Sometime between the ticket one cyclist received for turning right on red into Central Park and the ticket another received for riding with a bag slung over her handlebars, it became abundantly clear that NYPD’s “Operation Safe Cycle” is not really about safer cycling. Instead of applying the NYPD’s vaunted data-driven policing techniques to encourage safer and more courteous cycling behaviors, the department’s bike blitz seemingly consists of harassing cyclists and slapping them with large fines for the most minor transgressions.
In some cases, the fines are for non-existent violations. A cheat sheet circulated by police [PDF] indicates the department isn’t even limiting its bike enforcement to the offenses on the books.
According to reliable sources who obtained the sheet from police, the document was distributed by NYPD in February to assist officers in the bike ticketing blitz. The cheat sheet includes three violations that don’t apply in New York City, even though federal judges have made it plain to the NYPD on more than one occasion that such citations are bogus.
The sheet tells cops they can issue tickets for violating sections 1234 (a), (b), and (c) of the state’s vehicle and traffic law, which require cyclists to either ride in a bike lane or along the right side of the road, to ride no more than two abreast, and to come to a stop before turning onto a road from a driveway. None of those rules, however, apply in New York City.
“VTL 1234 is a section of the state vehicle and traffic law that New York City was given the authority by the state legislature to supercede,” explained attorney Mark Taylor [disclosure: Streetsblog has retained Taylor’s firm for unrelated legal assistance managing freedom of information requests]. Just as New York City was able to ban drivers from making right turns on red, it was able to replace the requirements of VTL 1234.

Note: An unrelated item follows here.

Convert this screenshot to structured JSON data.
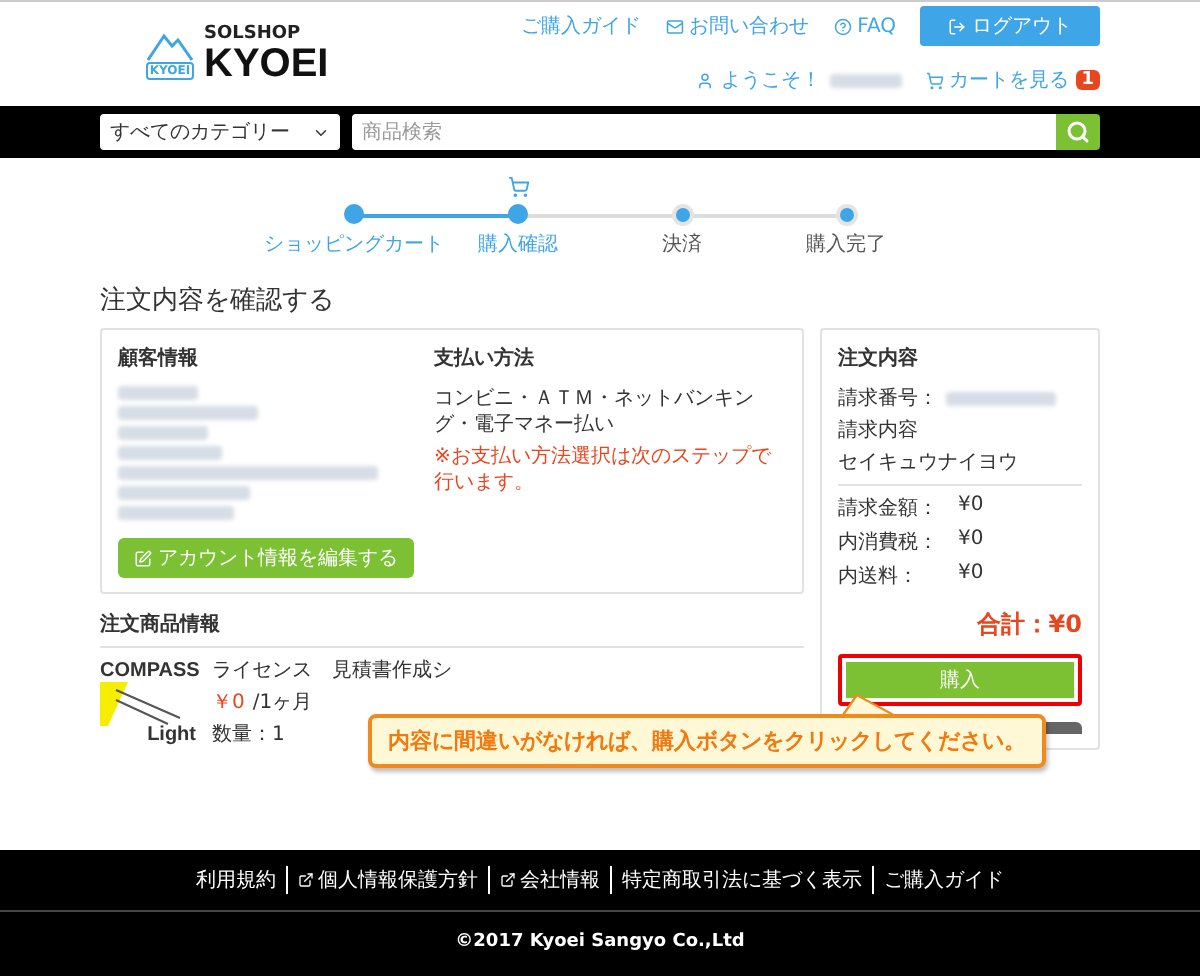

While it’s a bit confusing that VTL 1234 doesn’t apply in New York City — you have to look in an entirely different legal code to find that out — the NYPD is intimately aware of which rules they can enforce in this case. “They have repeatedly been in front of courts and forced to admit that 1234 does not apply in New York,” said Taylor. “It has been very clear to the NYPD for a long, long time, so the idea that they are continuing to issue instructions to officers on the street to promulgate these laws that don’t apply in NYC is just amazing.”
The inclusion of an invalid law on the NYPD’s cheat sheet suggests that the bike blitz isn’t so much about enforcing the law, right or wrong, but an intentional campaign to make life more difficult for cyclists. A judge would quickly throw out any section 1234 ticket written in New York City, said Taylor.
It is not known how widely this document was distributed within the police department, nor if other guides to ticketing cyclists are in circulation. One traffic cop I spoke with at the corner of Crosby and Spring Streets in SoHo said he had never seen this document or anything similar, suggesting it isn’t in use citywide. Streetsblog has asked the NYPD press office to explain the document and received no reply.
NYPD has a track record of using cheat sheets that lead officers to issue wrongful summonses, and prior cases suggest that the department can be held accountable if supervisors encouraged officers to crib from the bike enforcement sheet. A federal judge found last year, for example, that the NYPD’s continued use of unofficial cheat sheets listing unconstitutional loitering statutes was evidence of the department’s “lax approach” to stopping that variety wrongful enforcement. So long as any supervising officers are aware of the cheat sheets, that case suggests, the department is to some degree responsible for the decision to knowingly enforce an inapplicable law.
It’s also plausible that this cheat sheet is responsible for the farcical arrest of a school administrator for carrying her totebag on her handlebars, an action which is perfectly legal. The sheet summarizes VTL 1235 as “carrying articles on bicycles,” a description which, to an officer without sufficient training, would seem to apply in this case. The full law clearly states otherwise, however: It prohibits carrying objects in such a way that cyclists can’t keep at least one hand on the handlebars. If a single sheet of paper is the extent of the instruction some officers are receiving before being sent out to ticket cyclists, then such improper summonses will inevitably be issued.